[Interface dataset entries]
○ ○ ○ ○
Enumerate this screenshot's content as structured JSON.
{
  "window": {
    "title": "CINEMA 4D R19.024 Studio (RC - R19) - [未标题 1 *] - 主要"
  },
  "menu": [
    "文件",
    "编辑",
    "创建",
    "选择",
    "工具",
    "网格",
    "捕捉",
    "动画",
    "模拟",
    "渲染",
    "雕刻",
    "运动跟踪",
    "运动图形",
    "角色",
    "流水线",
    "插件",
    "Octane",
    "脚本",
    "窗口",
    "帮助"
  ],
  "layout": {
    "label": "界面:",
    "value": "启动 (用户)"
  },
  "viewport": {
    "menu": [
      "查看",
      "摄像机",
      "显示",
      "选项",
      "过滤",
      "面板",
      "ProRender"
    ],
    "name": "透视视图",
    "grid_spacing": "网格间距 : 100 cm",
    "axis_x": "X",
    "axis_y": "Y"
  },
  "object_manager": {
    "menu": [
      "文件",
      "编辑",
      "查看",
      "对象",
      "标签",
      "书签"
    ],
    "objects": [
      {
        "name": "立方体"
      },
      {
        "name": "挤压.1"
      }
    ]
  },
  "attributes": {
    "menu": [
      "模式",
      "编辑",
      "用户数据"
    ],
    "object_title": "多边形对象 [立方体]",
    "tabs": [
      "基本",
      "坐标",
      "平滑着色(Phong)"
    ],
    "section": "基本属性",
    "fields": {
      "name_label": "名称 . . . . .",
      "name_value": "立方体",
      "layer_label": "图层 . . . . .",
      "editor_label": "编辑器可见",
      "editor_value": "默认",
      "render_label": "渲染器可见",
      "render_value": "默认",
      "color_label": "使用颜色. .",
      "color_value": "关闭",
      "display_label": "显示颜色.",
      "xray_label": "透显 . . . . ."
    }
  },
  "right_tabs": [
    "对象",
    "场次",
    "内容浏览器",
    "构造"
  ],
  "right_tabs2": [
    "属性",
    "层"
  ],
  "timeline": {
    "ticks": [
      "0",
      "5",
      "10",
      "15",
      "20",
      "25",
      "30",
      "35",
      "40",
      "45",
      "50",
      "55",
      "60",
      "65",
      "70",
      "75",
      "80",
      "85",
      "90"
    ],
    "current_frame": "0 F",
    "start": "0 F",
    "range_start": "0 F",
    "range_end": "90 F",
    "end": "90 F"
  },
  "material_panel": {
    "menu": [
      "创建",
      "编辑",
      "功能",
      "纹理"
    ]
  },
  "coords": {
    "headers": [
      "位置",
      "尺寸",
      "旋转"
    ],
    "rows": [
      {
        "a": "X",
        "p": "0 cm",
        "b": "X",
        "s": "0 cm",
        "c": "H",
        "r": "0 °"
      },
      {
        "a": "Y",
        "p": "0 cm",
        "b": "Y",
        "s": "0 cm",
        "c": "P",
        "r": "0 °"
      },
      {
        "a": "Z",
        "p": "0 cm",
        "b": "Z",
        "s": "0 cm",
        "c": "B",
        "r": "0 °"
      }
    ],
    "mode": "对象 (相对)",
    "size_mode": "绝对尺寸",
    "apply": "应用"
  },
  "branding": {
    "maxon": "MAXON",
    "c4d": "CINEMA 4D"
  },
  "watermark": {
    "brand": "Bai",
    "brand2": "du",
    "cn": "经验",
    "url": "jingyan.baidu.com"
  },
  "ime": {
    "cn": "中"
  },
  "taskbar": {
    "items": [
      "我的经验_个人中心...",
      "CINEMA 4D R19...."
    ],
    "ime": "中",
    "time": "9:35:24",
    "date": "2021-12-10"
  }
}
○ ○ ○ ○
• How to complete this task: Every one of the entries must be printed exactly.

• Expected answer:
Enumerate this screenshot's content as structured JSON.
{
  "window": {
    "title": "CINEMA 4D R19.024 Studio (RC - R19) - [未标题 1 *] - 主要"
  },
  "menu": [
    "文件",
    "编辑",
    "创建",
    "选择",
    "工具",
    "网格",
    "捕捉",
    "动画",
    "模拟",
    "渲染",
    "雕刻",
    "运动跟踪",
    "运动图形",
    "角色",
    "流水线",
    "插件",
    "Octane",
    "脚本",
    "窗口",
    "帮助"
  ],
  "layout": {
    "label": "界面:",
    "value": "启动 (用户)"
  },
  "viewport": {
    "menu": [
      "查看",
      "摄像机",
      "显示",
      "选项",
      "过滤",
      "面板",
      "ProRender"
    ],
    "name": "透视视图",
    "grid_spacing": "网格间距 : 100 cm",
    "axis_x": "X",
    "axis_y": "Y"
  },
  "object_manager": {
    "menu": [
      "文件",
      "编辑",
      "查看",
      "对象",
      "标签",
      "书签"
    ],
    "objects": [
      {
        "name": "立方体"
      },
      {
        "name": "挤压.1"
      }
    ]
  },
  "attributes": {
    "menu": [
      "模式",
      "编辑",
      "用户数据"
    ],
    "object_title": "多边形对象 [立方体]",
    "tabs": [
      "基本",
      "坐标",
      "平滑着色(Phong)"
    ],
    "section": "基本属性",
    "fields": {
      "name_label": "名称 . . . . .",
      "name_value": "立方体",
      "layer_label": "图层 . . . . .",
      "editor_label": "编辑器可见",
      "editor_value": "默认",
      "render_label": "渲染器可见",
      "render_value": "默认",
      "color_label": "使用颜色. .",
      "color_value": "关闭",
      "display_label": "显示颜色.",
      "xray_label": "透显 . . . . ."
    }
  },
  "right_tabs": [
    "对象",
    "场次",
    "内容浏览器",
    "构造"
  ],
  "right_tabs2": [
    "属性",
    "层"
  ],
  "timeline": {
    "ticks": [
      "0",
      "5",
      "10",
      "15",
      "20",
      "25",
      "30",
      "35",
      "40",
      "45",
      "50",
      "55",
      "60",
      "65",
      "70",
      "75",
      "80",
      "85",
      "90"
    ],
    "current_frame": "0 F",
    "start": "0 F",
    "range_start": "0 F",
    "range_end": "90 F",
    "end": "90 F"
  },
  "material_panel": {
    "menu": [
      "创建",
      "编辑",
      "功能",
      "纹理"
    ]
  },
  "coords": {
    "headers": [
      "位置",
      "尺寸",
      "旋转"
    ],
    "rows": [
      {
        "a": "X",
        "p": "0 cm",
        "b": "X",
        "s": "0 cm",
        "c": "H",
        "r": "0 °"
      },
      {
        "a": "Y",
        "p": "0 cm",
        "b": "Y",
        "s": "0 cm",
        "c": "P",
        "r": "0 °"
      },
      {
        "a": "Z",
        "p": "0 cm",
        "b": "Z",
        "s": "0 cm",
        "c": "B",
        "r": "0 °"
      }
    ],
    "mode": "对象 (相对)",
    "size_mode": "绝对尺寸",
    "apply": "应用"
  },
  "branding": {
    "maxon": "MAXON",
    "c4d": "CINEMA 4D"
  },
  "watermark": {
    "brand": "Bai",
    "brand2": "du",
    "cn": "经验",
    "url": "jingyan.baidu.com"
  },
  "ime": {
    "cn": "中"
  },
  "taskbar": {
    "items": [
      "我的经验_个人中心...",
      "CINEMA 4D R19...."
    ],
    "ime": "中",
    "time": "9:35:24",
    "date": "2021-12-10"
  }
}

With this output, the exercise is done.